Neurodiversity is an umbrella term used to describe the different ways a person’s brain processes information. It is estimated that around 1 in 7 people in the UK are neurodivergent. Dyslexia comes under this umbrella.
Features of dyslexia
- Dyslexia tends to run in families, which suggests a genetic link.
- Dyslexia is on of the most common specific learning disabilities (SpLD) affecting about 10% of the population.
- Dyslexia has a neurological basis and is independent of overall intelligence.
- Impaired development of magnocellular systems may cause problems with identifying and sequencing letters and sounds
- Dyslexia is a lifelong condition and can make learning difficult.
- Dyslexia affects a child’s ability to process, remember and organise information.
- Young children may struggle to learn to read, write and spell.
- While students can have strong oral abilities they may find it difficult to record their learning in writing.
- Students may struggle to get started with work and show difficulties with organisation and presentation.
- Some children and young people may have low self-esteem and appear reticent to learn.
- It is important to understand that there is a specific reason for student’s difficulties with processing information.
- Early identification and assessment is crucial.
- The effects of dyslexia varies and no two people will have the same strengths or weaknesses.
- To reduce anxiety and improve motivation personalise learning support and make adaptations according to a student’s needs.
Early identification and assessment
- Early identification of specific learning difficulties will reduce anxiety.
- Support will vary according to a student’s assessment profile but may include use of aids such as coloured paper, coloured overlays, reading rulers or assistive technology.
Help with organisation
- Target support to identify an individual student’s strengths and weaknesses.
- A clear and predictable daily routine can help develop independence.
- Print out homework tasks or give out homework at the start of the lesson and allow time for students to seek clarification.
- Prompts to remember appropriate resources and help organising work and notes are helpful.
Help in class
- To reinforce the spelling rule follow a structure i.e. ight flight sight night.
- Encourage and make time for proof reading work. This helps the student notice spellings mistakes and encourages them to self-correct.
- Do not put a student on the spot to read aloud. Instead, give them time to prepare.
- Before the lesson, explain what is going to be taught and then end with a summary.

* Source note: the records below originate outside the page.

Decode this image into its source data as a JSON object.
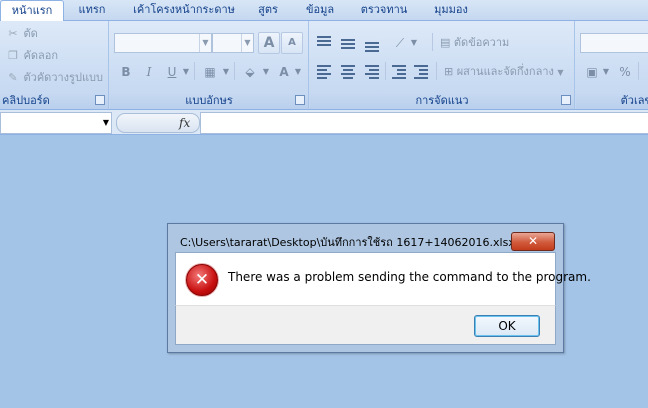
{
  "tabs": [
    {
      "label": "หน้าแรก",
      "active": true
    },
    {
      "label": "แทรก"
    },
    {
      "label": "เค้าโครงหน้ากระดาษ"
    },
    {
      "label": "สูตร"
    },
    {
      "label": "ข้อมูล"
    },
    {
      "label": "ตรวจทาน"
    },
    {
      "label": "มุมมอง"
    }
  ],
  "clipboard": {
    "cut": "ตัด",
    "copy": "คัดลอก",
    "format_painter": "ตัวคัดวางรูปแบบ",
    "group_label": "คลิปบอร์ด"
  },
  "font": {
    "group_label": "แบบอักษร",
    "grow": "A",
    "shrink": "A",
    "bold": "B",
    "italic": "I",
    "underline": "U",
    "font_color": "A"
  },
  "alignment": {
    "wrap_text": "ตัดข้อความ",
    "merge_center": "ผสานและจัดกึ่งกลาง",
    "group_label": "การจัดแนว"
  },
  "number": {
    "group_label": "ตัวเลข",
    "percent": "%"
  },
  "formula_bar": {
    "fx": "fx",
    "value": ""
  },
  "dialog": {
    "title": "C:\\Users\\tararat\\Desktop\\บันทึกการใช้รถ 1617+14062016.xlsx",
    "close": "✕",
    "message": "There was a problem sending the command to the program.",
    "ok": "OK"
  },
  "colors": {
    "workspace": "#a3c3e7",
    "ribbon": "#c9dbf2",
    "error_red": "#c81010"
  }
}
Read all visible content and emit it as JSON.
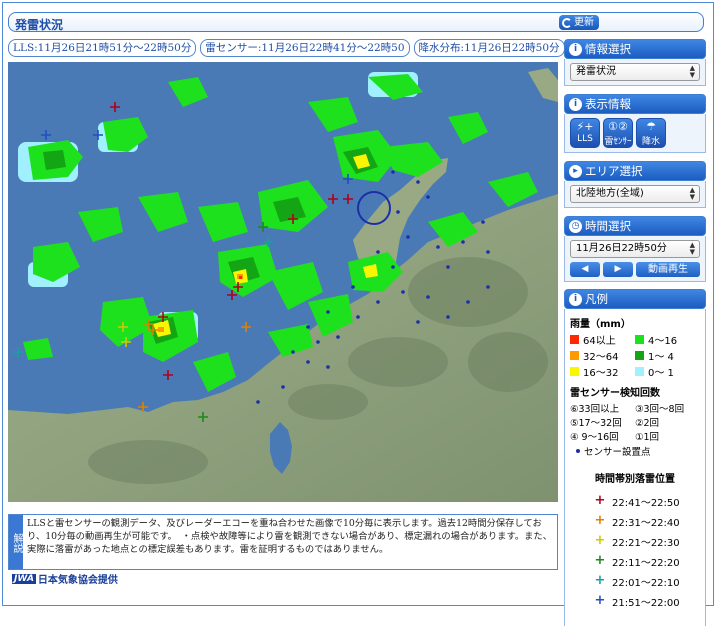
{
  "header": {
    "title": "発雷状況",
    "refresh_label": "更新"
  },
  "time_labels": [
    "LLS:11月26日21時51分～22時50分",
    "雷センサー:11月26日22時41分～22時50",
    "降水分布:11月26日22時50分"
  ],
  "info_panel": {
    "title": "情報選択",
    "selected": "発雷状況"
  },
  "display_panel": {
    "title": "表示情報",
    "buttons": [
      {
        "label": "LLS",
        "glyph": "⚡+"
      },
      {
        "label": "雷ｾﾝｻｰ",
        "glyph": "①②"
      },
      {
        "label": "降水",
        "glyph": "☂"
      }
    ]
  },
  "area_panel": {
    "title": "エリア選択",
    "selected": "北陸地方(全域)"
  },
  "time_panel": {
    "title": "時間選択",
    "selected": "11月26日22時50分",
    "prev_label": "◀",
    "next_label": "▶",
    "play_label": "動画再生"
  },
  "legend": {
    "title": "凡例",
    "rain_title": "雨量（mm）",
    "rain_items": [
      {
        "label": "64以上",
        "color": "#ff2800"
      },
      {
        "label": "4～16",
        "color": "#1ee11e"
      },
      {
        "label": "32～64",
        "color": "#ff9900"
      },
      {
        "label": "1～ 4",
        "color": "#13a513"
      },
      {
        "label": "16～32",
        "color": "#faf500"
      },
      {
        "label": "0～ 1",
        "color": "#a0f0ff"
      }
    ],
    "sensor_title": "雷センサー検知回数",
    "sensor_items": [
      "⑥33回以上",
      "③3回～8回",
      "⑤17～32回",
      "②2回",
      "④ 9～16回",
      "①1回"
    ],
    "sensor_point": "センサー設置点",
    "time_legend_title": "時間帯別落雷位置",
    "time_items": [
      {
        "label": "22:41～22:50",
        "color": "#b0001a"
      },
      {
        "label": "22:31～22:40",
        "color": "#e08000"
      },
      {
        "label": "22:21～22:30",
        "color": "#d0c800"
      },
      {
        "label": "22:11～22:20",
        "color": "#1a8a1a"
      },
      {
        "label": "22:01～22:10",
        "color": "#1aa0a0"
      },
      {
        "label": "21:51～22:00",
        "color": "#2050c0"
      }
    ]
  },
  "explanation": {
    "tab_label": "解説",
    "text": "LLSと雷センサーの観測データ、及びレーダーエコーを重ね合わせた画像で10分毎に表示します。過去12時間分保存しており、10分毎の動画再生が可能です。　・点検や故障等により雷を観測できない場合があり、標定漏れの場合があります。また、実際に落雷があった地点との標定誤差もあります。雷を証明するものではありません。"
  },
  "footer": {
    "logo_mark": "JWA",
    "logo_text": "日本気象協会提供"
  }
}
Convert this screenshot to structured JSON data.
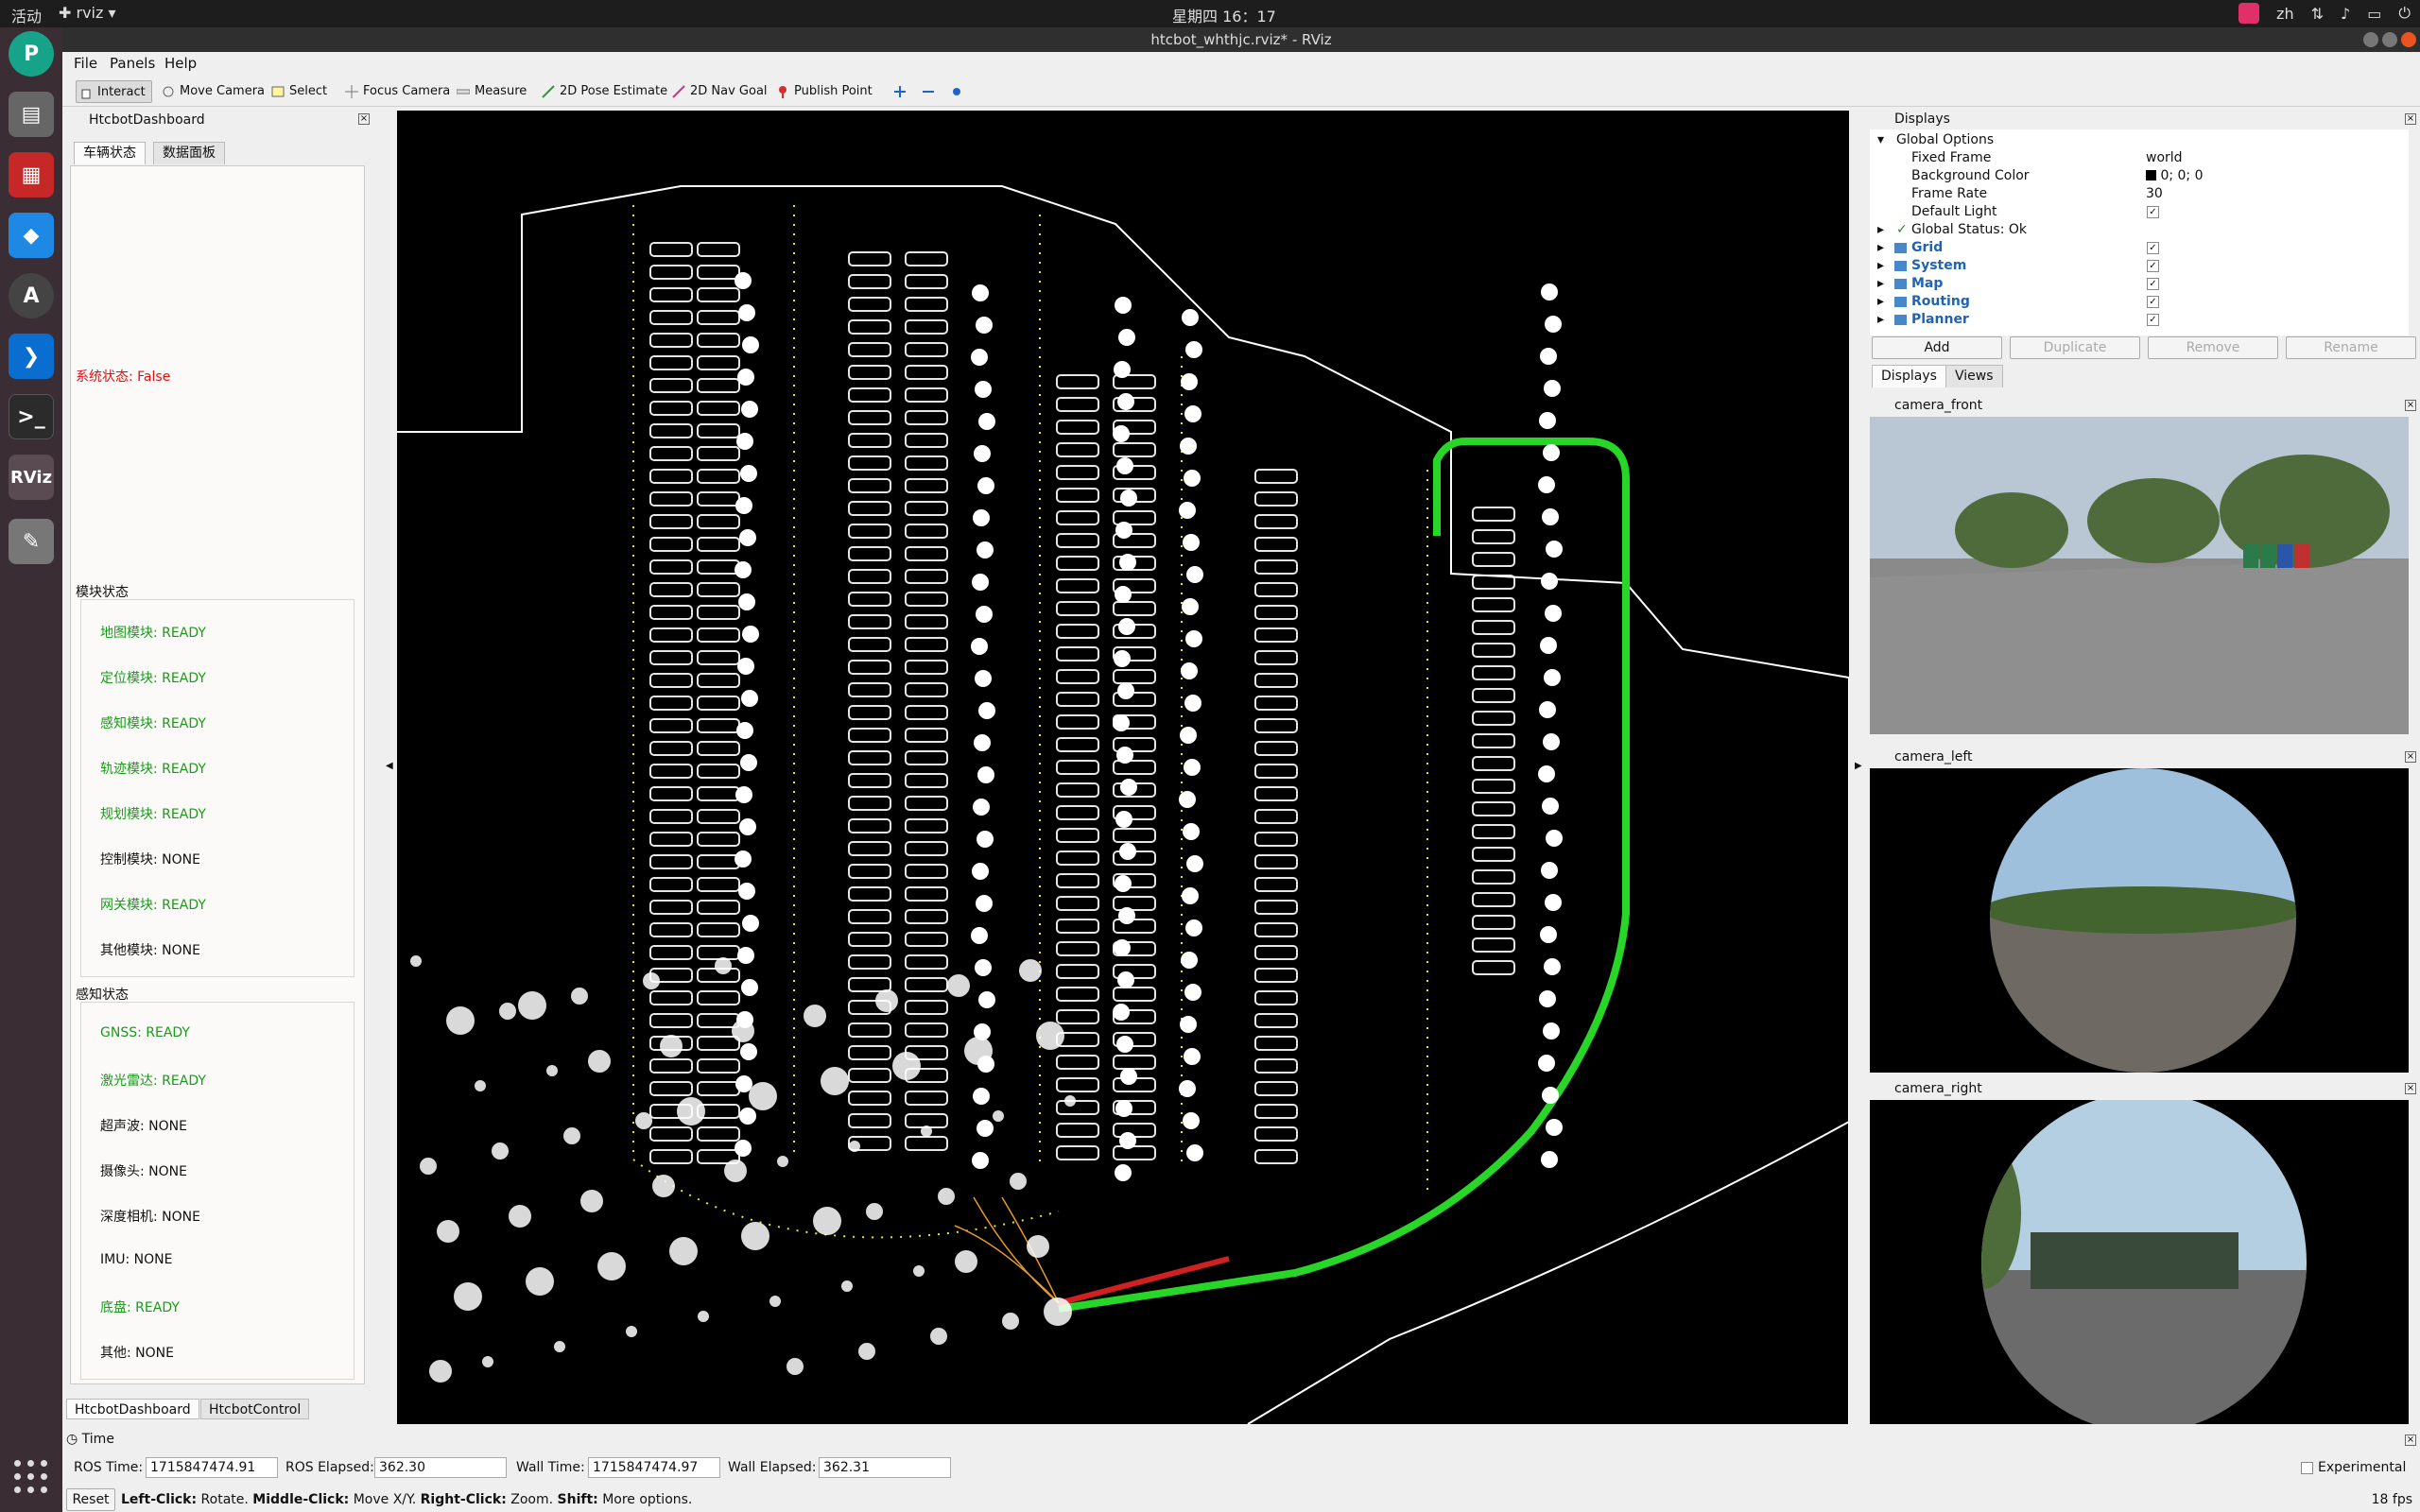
{
  "topbar": {
    "activities": "活动",
    "app_name": "rviz",
    "clock": "星期四 16：17",
    "lang": "zh"
  },
  "window": {
    "title": "htcbot_whthjc.rviz* - RViz"
  },
  "menu": {
    "file": "File",
    "panels": "Panels",
    "help": "Help"
  },
  "toolbar": {
    "interact": "Interact",
    "move_camera": "Move Camera",
    "select": "Select",
    "focus_camera": "Focus Camera",
    "measure": "Measure",
    "pose_estimate": "2D Pose Estimate",
    "nav_goal": "2D Nav Goal",
    "publish_point": "Publish Point"
  },
  "dashboard": {
    "title": "HtcbotDashboard",
    "tabs": [
      "车辆状态",
      "数据面板"
    ],
    "system_status": "系统状态: False",
    "module_group": "模块状态",
    "modules": [
      {
        "text": "地图模块: READY",
        "state": "ok"
      },
      {
        "text": "定位模块: READY",
        "state": "ok"
      },
      {
        "text": "感知模块: READY",
        "state": "ok"
      },
      {
        "text": "轨迹模块: READY",
        "state": "ok"
      },
      {
        "text": "规划模块: READY",
        "state": "ok"
      },
      {
        "text": "控制模块: NONE",
        "state": "none"
      },
      {
        "text": "网关模块: READY",
        "state": "ok"
      },
      {
        "text": "其他模块: NONE",
        "state": "none"
      }
    ],
    "sensor_group": "感知状态",
    "sensors": [
      {
        "text": "GNSS: READY",
        "state": "ok"
      },
      {
        "text": "激光雷达: READY",
        "state": "ok"
      },
      {
        "text": "超声波: NONE",
        "state": "none"
      },
      {
        "text": "摄像头: NONE",
        "state": "none"
      },
      {
        "text": "深度相机: NONE",
        "state": "none"
      },
      {
        "text": "IMU: NONE",
        "state": "none"
      },
      {
        "text": "底盘: READY",
        "state": "ok"
      },
      {
        "text": "其他: NONE",
        "state": "none"
      }
    ],
    "bottom_tabs": [
      "HtcbotDashboard",
      "HtcbotControl"
    ]
  },
  "displays": {
    "title": "Displays",
    "global_options": "Global Options",
    "fixed_frame": {
      "label": "Fixed Frame",
      "value": "world"
    },
    "background_color": {
      "label": "Background Color",
      "value": "0; 0; 0"
    },
    "frame_rate": {
      "label": "Frame Rate",
      "value": "30"
    },
    "default_light": {
      "label": "Default Light"
    },
    "global_status": "Global Status: Ok",
    "items": [
      "Grid",
      "System",
      "Map",
      "Routing",
      "Planner"
    ],
    "buttons": {
      "add": "Add",
      "duplicate": "Duplicate",
      "remove": "Remove",
      "rename": "Rename"
    },
    "tabs": [
      "Displays",
      "Views"
    ]
  },
  "cameras": {
    "front": "camera_front",
    "left": "camera_left",
    "right": "camera_right"
  },
  "time": {
    "title": "Time",
    "ros_time_label": "ROS Time:",
    "ros_time": "1715847474.91",
    "ros_elapsed_label": "ROS Elapsed:",
    "ros_elapsed": "362.30",
    "wall_time_label": "Wall Time:",
    "wall_time": "1715847474.97",
    "wall_elapsed_label": "Wall Elapsed:",
    "wall_elapsed": "362.31",
    "experimental": "Experimental"
  },
  "status": {
    "reset": "Reset",
    "hint_left_key": "Left-Click:",
    "hint_left": "Rotate.",
    "hint_mid_key": "Middle-Click:",
    "hint_mid": "Move X/Y.",
    "hint_right_key": "Right-Click:",
    "hint_right": "Zoom.",
    "hint_shift_key": "Shift:",
    "hint_shift": "More options.",
    "fps": "18 fps"
  }
}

- It is important to find ways to reinforce learning through repetition and revisiting topics.
- Copying large chunks of text from a board is a challenge. Print out notes or a cloze text with key words for insertion.